You've bought the album so why not buy the video (and perhaps even a habit to match)? Canto Gregoriano - The Video (£9.99 Picture Music International) comes hot on the heels of best-selling platinum album Canto Gregoriano - and takes tacky sentimentality to untold heights. Gregorian chants are hypnotic in their beauty and hardly need visual backup, but that's exactly what they get here - a string of corny clichs with shafts of sunlight breaking through fluffy white clouds, crashing waves surfers would kill for and psychedelic fish mooching on the ocean bed. You also get a glimpse backstage as the monks do the business (right) - a far cry from The Name of the Rose, which is a relief - with informative chat about the chants' history. Still, these merry monks might do better to let the chants speak for themselves - but then again, Songs of Praise doesn't do too badly.
A bulletin the head
Another month flies past, and another slew of mad people complain to the Broadcasting Standards Council about offensive items unstoppably leaking from their radio or television set. That careless genius, Chris Morris, comes in for another lukewarm slapping, for an item on his Radio 1FM show last November. Someone complained about the use of the word "twat" in reference to the female anatomy. The BBC said that the term "had been used in a factual, not abusive, context." But the Complaints Committee decided that even so, "the word `twat' still retained its power to offend." Complaint upheld. Quite surprising, then, to flick forward a couple of pages in the bulletin and find a complaint about the children's programme Wolf It. A "highly offensive" word was used. Can you guess what it is yet? Yes, it's our old friend "twat"! But hang on, it was pronounced "twot", and used "to denote a fool". The BSC thought that "pronounced in this way and used in a comic sense within the context of a children's programme, the word was not inappropriate nor likely to have caused widespread offence." Complaint dismissed. Extraordinary: the word's powerfully offensive one minute, then you change the vowel sound, turn it into a term of personal abuse, and you can scream it at little, cowering, defenceless kiddies to your heart's content? Rubbish. Now, a short nutters' compendium... Sixteen viewers were shocked by Basic Instinct (starring Sharon Stone, right). Such cretins would peer quizzically at a movie called This Film Is Chocka With Sex, Violence and Bad Language until they got offended... Someone complained of "a preoccupation with the physical appearance of the cast" in Baywatch (but, like, they are beautiful, man)... Watching the children's programme Wizadora, a viewer complained that it was "irresponsible to show a trainee wizard entangled in wool to impressionable young viewers"... Complainants are now protected by anonymity, so sadly we can't ridicule them personally. But you know who you are...

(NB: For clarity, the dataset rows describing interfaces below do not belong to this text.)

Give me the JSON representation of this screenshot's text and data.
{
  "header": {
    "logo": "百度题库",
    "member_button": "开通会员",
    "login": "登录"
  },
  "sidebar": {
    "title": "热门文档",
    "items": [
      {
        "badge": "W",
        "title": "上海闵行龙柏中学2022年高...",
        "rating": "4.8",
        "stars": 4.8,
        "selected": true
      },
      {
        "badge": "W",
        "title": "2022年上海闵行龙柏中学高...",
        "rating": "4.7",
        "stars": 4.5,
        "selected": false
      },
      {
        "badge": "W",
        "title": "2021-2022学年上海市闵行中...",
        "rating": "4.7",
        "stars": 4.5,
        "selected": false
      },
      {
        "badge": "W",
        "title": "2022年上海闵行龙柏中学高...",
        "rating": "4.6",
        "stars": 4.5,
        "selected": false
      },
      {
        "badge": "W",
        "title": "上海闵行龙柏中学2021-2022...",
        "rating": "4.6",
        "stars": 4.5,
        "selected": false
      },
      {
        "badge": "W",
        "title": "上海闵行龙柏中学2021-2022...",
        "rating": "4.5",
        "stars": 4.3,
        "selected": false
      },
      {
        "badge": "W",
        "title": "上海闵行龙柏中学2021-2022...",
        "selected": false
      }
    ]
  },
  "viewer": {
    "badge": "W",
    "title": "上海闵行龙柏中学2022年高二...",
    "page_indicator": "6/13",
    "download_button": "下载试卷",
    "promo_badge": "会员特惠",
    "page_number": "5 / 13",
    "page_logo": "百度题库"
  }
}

Being a dashing, daring pin-up is obviously taking its toll on "heart- throb" Sean Bean (right). In the press release for the latest series of Sharpe (Wed 8pm ITV), it seems that the Sheffield swashbuckler is swiftly swapping reality for fantasy: "It must be every man's dream to lead a troop of men against the French, or to storm a huge fort," Sean throbs, talking about his alter ego Richard Sharpe. Personally, I must confess that these two bizarre fantasies wouldn't make my top 100, but then again I'm not pinned up on lockers all over Britain. However, living in a fantasy world is evidently becoming a bit of a habit for Mr Bean, his two other current projects being 006 (oh oh dear) in the new Bond movie Goldeneye, and playing Jimmy Muir, footballer for Sheffield United, in When Saturday Comes. Scoring shouldn't be a problem for Bean in the new Sharpe, with a fresh woman for each Boy's Own episode, but the other two fantasy outings look ominously like own goals.
Compiled by Kate Mikhail, Steven Poole and Dominic EarleReuse content